The final show of Academy Players 49th season is Lerner & Lowe's famous musical, "My Fair Lady". Based on George Bernard Shaw's 1914 play, 'Pygmalion", the story is about Eliza Doolittle, a Cockney flower seller in Covent Garden. She agrees to take speech lessons from phonetician, Henry Higgins after he insults her manner of speech after their first meeting. The story follows her journey from rags to riches in a joyful manner and keeps your attention all night long.
The show is directed by Cait Calvo, a theater veteran of many years and is musically directed by Judith Stillman who has a major international concert and recording career. She also conducts the splendid orchestra for the show while doing a magnificent job on the keyboards. Choreographer Mary Gendreau creates some upbeat dances for "Little Bit of Luck" and "Get Me to the Church", a tango for "The Rain in Spain" and the graceful, "Embassy Waltz". The numerous outstanding costumes are by Jackie Granja with Heather Tingle as costume designer and head seamstress. The women's gowns are colorful and well done as is the set by George Reed, Pierre Mali, Chip Koch, Carl Glass and Bill Zech who created three huge chandeliers. The marble steps were built by Pierre and the expert painting design on them by Alex Lorraine. Tech director Dennis Pouliot keeps the show well lit and also handles the sound on the many body mics. The multitude of props are handled by Barbara Green and gathered by Shareen Zaki.
The cast is headed by veteran actor, Michael Thurber as Henry Higgins. He is perfect as the ultimate curmudgeon who yells and rails at people for not doing his bidding. Michael's accent and diction are so precise that you understand his every line and lyric. His strong singing voice starts off the show with the tongue twisting, "Why Can't The English" and continues to show off his expert handling of "An Ordinary Man" and "Hymn to Him" but tugs at the heartstrings in his lament at losing Eliza in "I've Grown Accustomed to Her Face". Michael brings out the fun side of Higgins in the "The Rain in Spain" trio and in "You Did It". Bravo. His leading lady is played by Liana Stillman, a high school senior with many credits to her name, having started performing at age 5. Her many songs include "Wouldn't It Be Loverly" backed up by a topnotch harmony, as well as the exuberant "I Could Have Dance All Night" when her crush on Higgins is revealed, when she finally learns to speak like a lady in the trio of "Rain In Spain" and in two angry songs "Show Me" and "Without You" Her entrance in her gorgeous ball gown is breathtaking, too. Higgins' right hand man, Colonel Pickering is played with gusto by Stephen DeCesare. He plays a stodgy older man who treats Eliza respectfully and gets a chance to show off his glorious voice in "You Did It" where it soars off the charts when he sings of Higgins success with Eliza at the Ball.
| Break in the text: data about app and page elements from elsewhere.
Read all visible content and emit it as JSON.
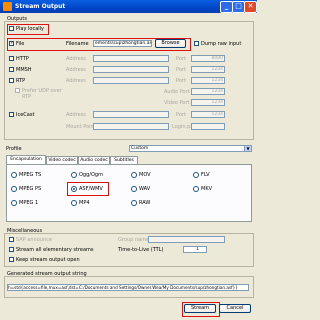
{
  "window": {
    "title": "Stream Output",
    "minimize": "_",
    "maximize": "□",
    "close": "✕"
  },
  "outputs": {
    "group_label": "Outputs",
    "play_locally": "Play locally",
    "file": {
      "label": "File",
      "filename_label": "Filename",
      "filename_value": "ements\\sup\\zhongtian.asf",
      "browse": "Browse",
      "dump_raw": "Dump raw input"
    },
    "http": {
      "label": "HTTP",
      "address_label": "Address",
      "port_label": "Port",
      "port_value": "8080"
    },
    "mmsh": {
      "label": "MMSH",
      "address_label": "Address",
      "port_label": "Port",
      "port_value": "1234"
    },
    "rtp": {
      "label": "RTP",
      "address_label": "Address",
      "port_label": "Port",
      "port_value": "1234",
      "prefer_udp": "Prefer UDP over RTP",
      "audio_port_label": "Audio Port",
      "audio_port_value": "1234",
      "video_port_label": "Video Port",
      "video_port_value": "1234"
    },
    "icecast": {
      "label": "IceCast",
      "address_label": "Address",
      "port_label": "Port",
      "port_value": "1234",
      "mount_label": "Mount Point",
      "login_label": "Login:pass"
    }
  },
  "profile": {
    "label": "Profile",
    "value": "Custom"
  },
  "tabs": [
    "Encapsulation",
    "Video codec",
    "Audio codec",
    "Subtitles"
  ],
  "encapsulation": {
    "col1": [
      "MPEG TS",
      "MPEG PS",
      "MPEG 1"
    ],
    "col2": [
      "Ogg/Ogm",
      "ASF/WMV",
      "MP4"
    ],
    "col3": [
      "MOV",
      "WAV",
      "RAW"
    ],
    "col4": [
      "FLV",
      "MKV"
    ],
    "selected": "ASF/WMV"
  },
  "misc": {
    "group_label": "Miscellaneous",
    "sap": "SAP announce",
    "group_name_label": "Group name",
    "stream_all": "Stream all elementary streams",
    "ttl_label": "Time-to-Live (TTL)",
    "ttl_value": "1",
    "keep_open": "Keep stream output open"
  },
  "generated": {
    "group_label": "Generated stream output string",
    "value": "h=std{access=file,mux=asf,dst=C:/Documents and Settings/Owner.Wea/My Documents/sup/zhongtian.asf}}"
  },
  "buttons": {
    "stream": "Stream",
    "cancel": "Cancel"
  },
  "colors": {
    "highlight": "#DD1111",
    "titlebar": "#0A5FE0"
  }
}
Stephen gives this role the needed energy and comic timing to pull it off.
Another comic performance is given by Thomas Epstein as Eliza's father, Alfie P. Doolittle who is constantly drunk. His acting is wonderful as is his singing voice which he shows off in "Little Bit of Luck" and "Get Me to the Church on Time" which turn into big chorus song and dance extravaganzas. His two energetic drinking cronies are played by Chris Maxwell and Peter Fournier who sing and dance up a storm in this show. Another outstanding voice belongs to Steve Michelsson who plays Freddy, Eliza's love interest. His rendition of "On The Street Where You Live" is wonderful and his acting as her naive, rich and spoiled young man is right on the money. Mary Paolino plays his worry wart mother and Ruth Waterman plays Higgins' mother with the right amount of feistiness. Patrice Delponte uses her gorgeous soprano voice as Mrs. Pearce, Higgins maid who leads the servant chorus in the show. Kudos to one and all who worked on this show. So for a trip back to England in the early 1900's be sure to see "My Fair Lady" at Academy Players.